February 22, 2013

The winter wind breathed new life into nature today.

I felt it in my being as well as on my face as it lashed my curls against it with a soft sting.  As I ran it pushed its invisible force against me, one moment a help, the next a hinderance.

I heard it as it rushed past my ears with a sound that brought to mind fast-moving water.

I saw it in the lake as it ripples fanned out in every possible direction.  The birds were playing on the vents, soaring up and then diving down.  It made wispy tails which curled off of the  gray and white clouds as they rapidly raced across the sky.

In the distance snow is falling on the mountains once again.

The Shore

January 5, 2013

At first glance I am taken to a rocky, pebbly seashore, not at all unlike the one that Mummy spent time at in her mind during her last few days on Earth.  For this where I’ve seen them before.  Tiny crabs scouring the pebbles for morsels of food, but I know this cannot be true for I am not at the seashore, but rather the lakeshore.  It is then that I realise that these are not crabs at all, they are in fact tiny brown fluffy birds.  Their task is the same though, food is their goal.

As I stand as still as is possible they send out a single bird on a reconnaissance mission.  His job? To check me out, determine whether I am friend or foe.  Once he determines that I am no threat, he returns  to the group.  Yet they are ever vigilant and rise up in a group to form a single wall against an adolescent bald eagle who quickly realises that these birds are too small even for a snack.

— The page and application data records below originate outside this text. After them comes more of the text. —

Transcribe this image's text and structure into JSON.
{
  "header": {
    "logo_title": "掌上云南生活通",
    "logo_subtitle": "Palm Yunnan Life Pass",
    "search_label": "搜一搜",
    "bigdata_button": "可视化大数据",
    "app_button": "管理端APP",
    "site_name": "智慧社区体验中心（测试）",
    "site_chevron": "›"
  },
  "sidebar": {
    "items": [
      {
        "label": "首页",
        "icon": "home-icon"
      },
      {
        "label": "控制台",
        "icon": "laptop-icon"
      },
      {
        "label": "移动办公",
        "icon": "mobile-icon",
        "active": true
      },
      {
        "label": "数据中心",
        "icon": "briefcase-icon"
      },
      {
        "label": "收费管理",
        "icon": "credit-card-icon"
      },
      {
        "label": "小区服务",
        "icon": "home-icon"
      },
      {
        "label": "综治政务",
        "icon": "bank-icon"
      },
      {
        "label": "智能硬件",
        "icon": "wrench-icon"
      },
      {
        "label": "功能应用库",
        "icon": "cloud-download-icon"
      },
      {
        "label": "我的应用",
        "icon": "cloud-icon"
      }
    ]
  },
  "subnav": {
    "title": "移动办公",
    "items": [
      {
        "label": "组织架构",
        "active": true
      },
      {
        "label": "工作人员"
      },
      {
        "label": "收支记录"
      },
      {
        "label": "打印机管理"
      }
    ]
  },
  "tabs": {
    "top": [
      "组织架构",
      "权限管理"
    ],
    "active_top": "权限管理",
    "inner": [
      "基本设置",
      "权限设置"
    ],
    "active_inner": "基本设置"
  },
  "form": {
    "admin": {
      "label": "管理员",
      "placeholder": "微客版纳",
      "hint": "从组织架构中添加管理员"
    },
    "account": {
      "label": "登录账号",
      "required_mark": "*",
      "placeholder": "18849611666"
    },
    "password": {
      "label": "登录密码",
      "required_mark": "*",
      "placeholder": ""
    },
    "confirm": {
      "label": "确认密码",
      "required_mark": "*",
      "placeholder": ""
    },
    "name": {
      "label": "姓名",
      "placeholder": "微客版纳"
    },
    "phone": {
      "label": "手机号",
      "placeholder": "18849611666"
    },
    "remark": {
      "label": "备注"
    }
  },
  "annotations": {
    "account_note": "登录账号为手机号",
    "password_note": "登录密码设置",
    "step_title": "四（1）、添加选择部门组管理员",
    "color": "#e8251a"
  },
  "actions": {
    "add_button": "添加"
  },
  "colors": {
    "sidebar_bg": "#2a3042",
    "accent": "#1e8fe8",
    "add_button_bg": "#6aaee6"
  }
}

As the eagle wings away, the birds land again and seem somehow proud for having warded it off.